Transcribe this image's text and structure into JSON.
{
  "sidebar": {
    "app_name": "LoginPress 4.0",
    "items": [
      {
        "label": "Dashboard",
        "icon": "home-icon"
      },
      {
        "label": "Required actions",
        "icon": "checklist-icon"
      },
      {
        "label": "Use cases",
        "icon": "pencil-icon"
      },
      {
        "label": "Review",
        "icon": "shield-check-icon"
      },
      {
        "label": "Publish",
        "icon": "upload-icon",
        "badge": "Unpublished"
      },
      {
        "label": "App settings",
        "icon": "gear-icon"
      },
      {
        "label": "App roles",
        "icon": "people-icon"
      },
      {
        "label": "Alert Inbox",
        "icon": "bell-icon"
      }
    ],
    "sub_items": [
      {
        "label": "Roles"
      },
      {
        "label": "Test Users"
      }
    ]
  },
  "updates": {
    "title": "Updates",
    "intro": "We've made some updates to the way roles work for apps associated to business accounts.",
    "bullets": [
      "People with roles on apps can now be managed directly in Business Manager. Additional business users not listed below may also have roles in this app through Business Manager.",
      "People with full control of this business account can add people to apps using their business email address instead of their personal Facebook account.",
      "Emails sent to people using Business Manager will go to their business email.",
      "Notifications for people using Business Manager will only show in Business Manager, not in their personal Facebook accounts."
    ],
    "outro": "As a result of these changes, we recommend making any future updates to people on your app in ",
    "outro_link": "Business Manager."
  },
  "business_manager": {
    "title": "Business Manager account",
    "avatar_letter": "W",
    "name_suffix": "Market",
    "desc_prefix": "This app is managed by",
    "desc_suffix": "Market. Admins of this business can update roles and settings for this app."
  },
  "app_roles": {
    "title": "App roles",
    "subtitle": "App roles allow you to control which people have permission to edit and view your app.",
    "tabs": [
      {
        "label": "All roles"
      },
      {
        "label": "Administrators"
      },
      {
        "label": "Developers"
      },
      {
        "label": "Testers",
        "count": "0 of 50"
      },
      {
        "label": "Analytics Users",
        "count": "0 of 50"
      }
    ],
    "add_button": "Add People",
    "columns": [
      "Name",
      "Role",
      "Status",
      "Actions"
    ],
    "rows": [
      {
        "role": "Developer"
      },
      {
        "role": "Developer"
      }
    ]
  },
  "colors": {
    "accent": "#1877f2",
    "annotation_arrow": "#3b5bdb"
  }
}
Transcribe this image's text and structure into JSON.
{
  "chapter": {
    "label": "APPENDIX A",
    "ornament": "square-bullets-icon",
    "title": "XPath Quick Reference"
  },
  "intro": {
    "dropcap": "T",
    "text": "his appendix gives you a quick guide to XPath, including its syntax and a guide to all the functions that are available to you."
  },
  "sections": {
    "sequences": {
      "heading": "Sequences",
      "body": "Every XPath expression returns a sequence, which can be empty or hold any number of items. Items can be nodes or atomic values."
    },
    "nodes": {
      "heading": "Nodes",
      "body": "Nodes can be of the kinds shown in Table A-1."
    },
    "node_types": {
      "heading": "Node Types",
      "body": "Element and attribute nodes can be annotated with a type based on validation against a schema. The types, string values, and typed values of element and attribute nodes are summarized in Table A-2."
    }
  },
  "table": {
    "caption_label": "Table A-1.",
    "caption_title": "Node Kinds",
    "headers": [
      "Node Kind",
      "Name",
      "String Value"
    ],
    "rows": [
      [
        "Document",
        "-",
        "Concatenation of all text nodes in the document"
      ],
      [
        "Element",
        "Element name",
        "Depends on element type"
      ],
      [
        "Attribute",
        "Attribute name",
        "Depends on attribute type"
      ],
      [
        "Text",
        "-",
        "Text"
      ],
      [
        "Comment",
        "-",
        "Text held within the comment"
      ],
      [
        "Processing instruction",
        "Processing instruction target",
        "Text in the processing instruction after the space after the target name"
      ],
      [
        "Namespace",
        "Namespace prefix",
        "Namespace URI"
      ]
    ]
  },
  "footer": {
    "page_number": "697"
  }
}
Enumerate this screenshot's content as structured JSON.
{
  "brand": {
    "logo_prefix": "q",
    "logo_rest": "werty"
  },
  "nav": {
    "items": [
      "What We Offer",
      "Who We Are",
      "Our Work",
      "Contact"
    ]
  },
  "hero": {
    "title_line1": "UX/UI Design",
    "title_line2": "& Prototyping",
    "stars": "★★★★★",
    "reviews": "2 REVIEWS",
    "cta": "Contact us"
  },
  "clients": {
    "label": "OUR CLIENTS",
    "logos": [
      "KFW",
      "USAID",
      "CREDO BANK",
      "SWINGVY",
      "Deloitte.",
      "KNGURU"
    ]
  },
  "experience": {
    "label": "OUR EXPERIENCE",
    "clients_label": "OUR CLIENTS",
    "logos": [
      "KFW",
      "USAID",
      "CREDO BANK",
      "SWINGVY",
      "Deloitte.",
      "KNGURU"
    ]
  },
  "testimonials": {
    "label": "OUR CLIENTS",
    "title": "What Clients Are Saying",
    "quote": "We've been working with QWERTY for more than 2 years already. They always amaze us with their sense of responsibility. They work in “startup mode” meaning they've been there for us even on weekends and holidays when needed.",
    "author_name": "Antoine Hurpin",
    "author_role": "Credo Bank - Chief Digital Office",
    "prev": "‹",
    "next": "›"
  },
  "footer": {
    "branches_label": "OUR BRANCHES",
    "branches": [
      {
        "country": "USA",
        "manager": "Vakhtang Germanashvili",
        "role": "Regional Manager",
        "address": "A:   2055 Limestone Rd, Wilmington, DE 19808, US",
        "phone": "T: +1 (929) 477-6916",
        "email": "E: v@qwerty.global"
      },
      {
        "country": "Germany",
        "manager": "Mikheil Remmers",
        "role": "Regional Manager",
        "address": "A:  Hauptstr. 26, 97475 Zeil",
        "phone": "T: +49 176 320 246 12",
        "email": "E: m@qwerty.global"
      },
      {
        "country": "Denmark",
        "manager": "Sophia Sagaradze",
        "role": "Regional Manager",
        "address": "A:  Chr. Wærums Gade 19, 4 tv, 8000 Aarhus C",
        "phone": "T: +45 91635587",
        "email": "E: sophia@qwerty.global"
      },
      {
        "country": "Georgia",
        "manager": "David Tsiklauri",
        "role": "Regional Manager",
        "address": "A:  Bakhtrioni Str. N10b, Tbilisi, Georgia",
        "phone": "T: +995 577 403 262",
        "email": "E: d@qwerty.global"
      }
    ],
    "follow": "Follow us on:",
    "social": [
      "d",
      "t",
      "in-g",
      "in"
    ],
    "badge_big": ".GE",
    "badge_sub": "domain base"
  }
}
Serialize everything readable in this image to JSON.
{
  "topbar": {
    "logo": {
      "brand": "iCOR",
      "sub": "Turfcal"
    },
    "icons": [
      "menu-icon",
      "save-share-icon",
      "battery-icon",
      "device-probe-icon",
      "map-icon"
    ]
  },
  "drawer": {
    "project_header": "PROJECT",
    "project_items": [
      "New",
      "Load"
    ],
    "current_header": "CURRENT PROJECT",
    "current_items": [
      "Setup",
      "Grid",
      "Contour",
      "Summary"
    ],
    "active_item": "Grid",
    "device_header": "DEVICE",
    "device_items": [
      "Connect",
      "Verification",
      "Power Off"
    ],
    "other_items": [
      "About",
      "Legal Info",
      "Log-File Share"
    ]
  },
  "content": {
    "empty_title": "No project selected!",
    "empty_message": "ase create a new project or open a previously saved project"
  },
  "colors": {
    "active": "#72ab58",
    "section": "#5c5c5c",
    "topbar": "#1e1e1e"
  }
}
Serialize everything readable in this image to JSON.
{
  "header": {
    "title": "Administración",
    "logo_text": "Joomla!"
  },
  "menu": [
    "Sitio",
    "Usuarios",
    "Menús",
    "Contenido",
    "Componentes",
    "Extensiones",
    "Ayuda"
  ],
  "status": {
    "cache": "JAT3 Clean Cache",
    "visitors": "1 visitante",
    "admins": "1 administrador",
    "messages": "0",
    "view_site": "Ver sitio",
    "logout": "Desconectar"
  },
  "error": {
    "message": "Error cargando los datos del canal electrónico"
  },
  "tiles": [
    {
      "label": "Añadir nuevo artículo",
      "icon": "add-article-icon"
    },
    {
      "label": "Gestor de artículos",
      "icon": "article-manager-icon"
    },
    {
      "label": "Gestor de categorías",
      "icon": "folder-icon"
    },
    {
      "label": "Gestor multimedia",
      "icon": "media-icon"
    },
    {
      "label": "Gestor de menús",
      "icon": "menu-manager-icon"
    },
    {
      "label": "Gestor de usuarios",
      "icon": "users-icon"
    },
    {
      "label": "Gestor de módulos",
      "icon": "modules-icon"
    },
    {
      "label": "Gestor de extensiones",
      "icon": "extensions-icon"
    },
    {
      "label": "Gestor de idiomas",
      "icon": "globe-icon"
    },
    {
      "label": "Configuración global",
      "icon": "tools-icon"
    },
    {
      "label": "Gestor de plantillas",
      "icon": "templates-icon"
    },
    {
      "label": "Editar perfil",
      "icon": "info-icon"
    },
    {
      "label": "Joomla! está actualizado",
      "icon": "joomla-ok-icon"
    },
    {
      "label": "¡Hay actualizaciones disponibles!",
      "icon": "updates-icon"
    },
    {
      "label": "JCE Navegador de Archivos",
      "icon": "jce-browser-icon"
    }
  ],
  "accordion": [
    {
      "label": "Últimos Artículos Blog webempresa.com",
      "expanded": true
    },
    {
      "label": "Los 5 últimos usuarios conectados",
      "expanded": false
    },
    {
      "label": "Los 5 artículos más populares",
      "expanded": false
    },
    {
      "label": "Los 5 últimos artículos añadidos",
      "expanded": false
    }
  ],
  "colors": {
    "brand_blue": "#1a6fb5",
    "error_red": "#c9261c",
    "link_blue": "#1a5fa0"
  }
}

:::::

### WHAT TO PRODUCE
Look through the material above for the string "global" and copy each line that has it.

### PROBLEM SOLUTION
        "email": "E: v@qwerty.global"
        "email": "E: m@qwerty.global"
        "email": "E: sophia@qwerty.global"
        "email": "E: d@qwerty.global"
      "label": "Configuración global",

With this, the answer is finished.